“Upward Bound's track record for over 50 years has been outstanding; making the dream of attending college a reality for so many Granite State high school students. With this support, even more students can continue on a higher education and lifelong learning path,” said Ken La Valley, vice provost of UNH Outreach and Engagement and director of UNH Extension.

The competitive grant totaling $2,844,340, awarded over five years, will help UNH Upward Bound distribute services at no cost to 114 students attending Farmington, Somersworth, Spaulding, Manchester Central, Memorial, West High Schools and the Manchester School of Technology. Upward Bound’s goal is to help students develop the skills necessary to successfully graduate from high school and go on to college to earn a two or four-year degree within six-years of graduating from high school. During the school year, students in the program receive academic counseling, go on college visits and can participate in Saturday Tutoring Academies.
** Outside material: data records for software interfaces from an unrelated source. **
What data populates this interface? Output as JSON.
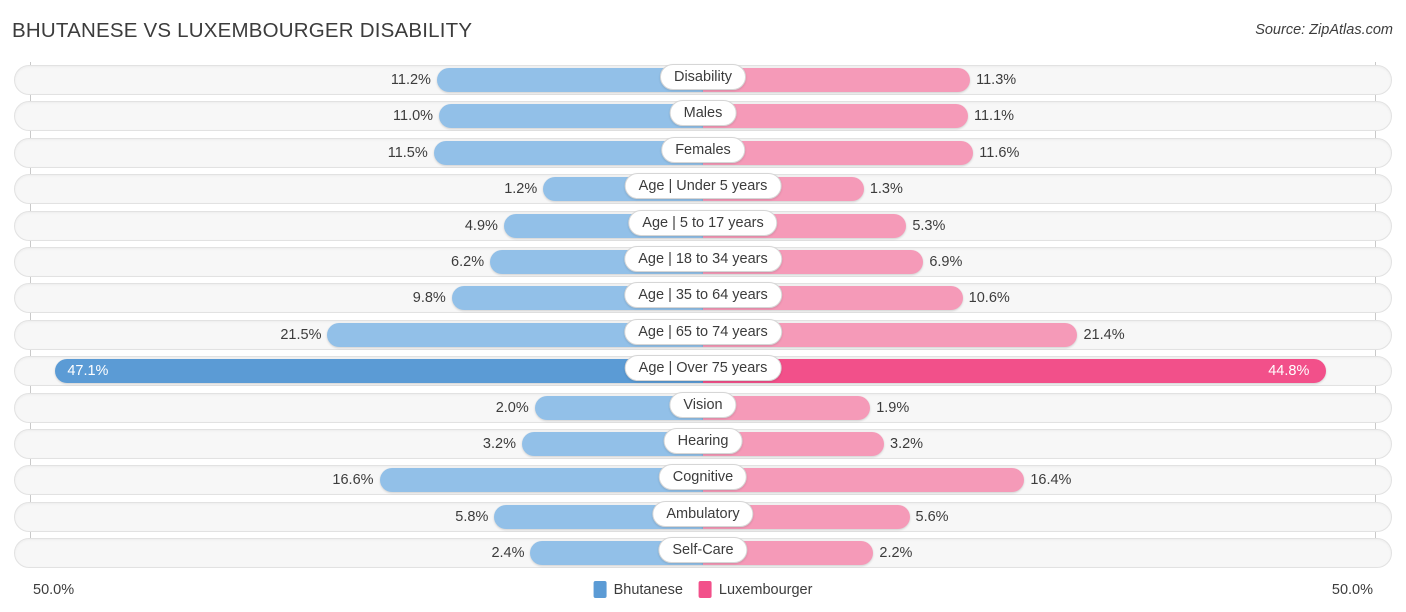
{
  "header": {
    "title": "BHUTANESE VS LUXEMBOURGER DISABILITY",
    "source": "Source: ZipAtlas.com"
  },
  "footer": {
    "axis_left": "50.0%",
    "axis_right": "50.0%",
    "legend": [
      {
        "label": "Bhutanese",
        "color": "#5b9bd5"
      },
      {
        "label": "Luxembourger",
        "color": "#f2508a"
      }
    ]
  },
  "colors": {
    "left_normal": "#92c0e8",
    "left_highlight": "#5b9bd5",
    "right_normal": "#f59ab8",
    "right_highlight": "#f2508a",
    "track": "#f7f7f7",
    "axis": "#c9c9c9",
    "text": "#3c3c3c"
  },
  "chart_data": {
    "type": "bar",
    "title": "BHUTANESE VS LUXEMBOURGER DISABILITY",
    "subtitle": "Source: ZipAtlas.com",
    "orientation": "horizontal-diverging",
    "xlabel": "",
    "ylabel": "",
    "xlim": [
      -50.0,
      50.0
    ],
    "axis_tick_labels": [
      "50.0%",
      "50.0%"
    ],
    "grid": false,
    "legend_position": "bottom-center",
    "categories": [
      "Disability",
      "Males",
      "Females",
      "Age | Under 5 years",
      "Age | 5 to 17 years",
      "Age | 18 to 34 years",
      "Age | 35 to 64 years",
      "Age | 65 to 74 years",
      "Age | Over 75 years",
      "Vision",
      "Hearing",
      "Cognitive",
      "Ambulatory",
      "Self-Care"
    ],
    "series": [
      {
        "name": "Bhutanese",
        "color": "#5b9bd5",
        "values": [
          11.2,
          11.0,
          11.5,
          1.2,
          4.9,
          6.2,
          9.8,
          21.5,
          47.1,
          2.0,
          3.2,
          16.6,
          5.8,
          2.4
        ],
        "labels": [
          "11.2%",
          "11.0%",
          "11.5%",
          "1.2%",
          "4.9%",
          "6.2%",
          "9.8%",
          "21.5%",
          "47.1%",
          "2.0%",
          "3.2%",
          "16.6%",
          "5.8%",
          "2.4%"
        ]
      },
      {
        "name": "Luxembourger",
        "color": "#f2508a",
        "values": [
          11.3,
          11.1,
          11.6,
          1.3,
          5.3,
          6.9,
          10.6,
          21.4,
          44.8,
          1.9,
          3.2,
          16.4,
          5.6,
          2.2
        ],
        "labels": [
          "11.3%",
          "11.1%",
          "11.6%",
          "1.3%",
          "5.3%",
          "6.9%",
          "10.6%",
          "21.4%",
          "44.8%",
          "1.9%",
          "3.2%",
          "16.4%",
          "5.6%",
          "2.2%"
        ]
      }
    ],
    "highlighted_rows": [
      "Age | Over 75 years"
    ]
  }
}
In the summer, they are given the opportunity to experience college life by living on UNH’s Durham campus and taking rigorous college-modeled classes.
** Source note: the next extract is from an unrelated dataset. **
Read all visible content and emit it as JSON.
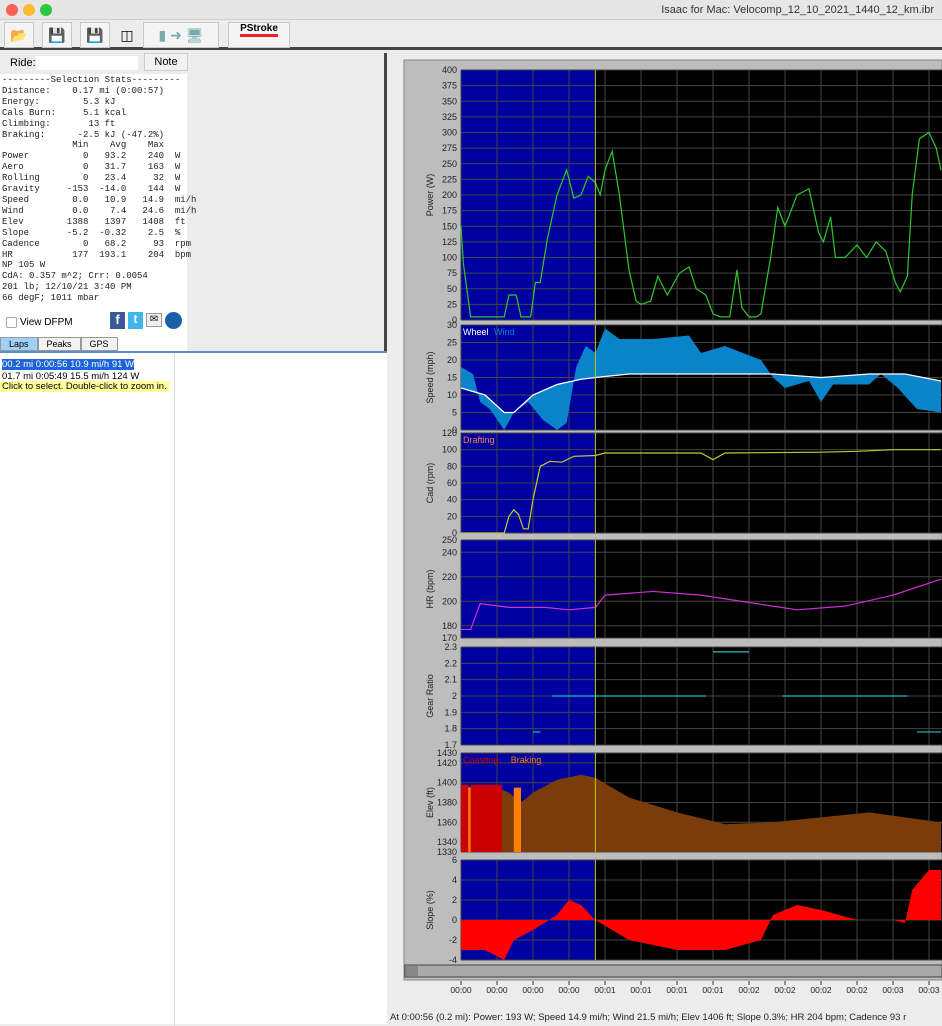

“As one of the oldest Upward Bound programs in the nation, UNH Upward Bound provides critical resources to help low-income, first-generation students graduate and earn college degrees,” said Sen. Jeanne Shaheen, a senior member of the Senate Appropriations Committee. “I’m glad this funding was awarded to help over 100 students across New Hampshire access meaningful programs like counseling, tutoring, college visits and more. I appreciate UNH Upward Bound’s work to reduce academic disparities and help Granite Staters succeed, and I’ll continue to advocate for the resources they need.”

UNH Upward Bound is a year-round program consisting of a nine-month Academic Year Component and a six-week residential Summer Academy. Upward Bound was first funded in 1966 and is one of the four federally-funded TRIO programs at the university.

The University of New Hampshire inspires innovation and transforms lives in our state, nation and world. More than 16,000 students from all 50 states and 71 countries engage with an award-winning faculty in top-ranked programs in business, engineering, law, health and human services, liberal arts and the sciences across more than 200 programs of study. A Carnegie Classification R1 institution, UNH partners with NASA, NOAA, NSF and NIH, and received $260 million in competitive external funding in FY21 to further explore and define the frontiers of land, sea and space.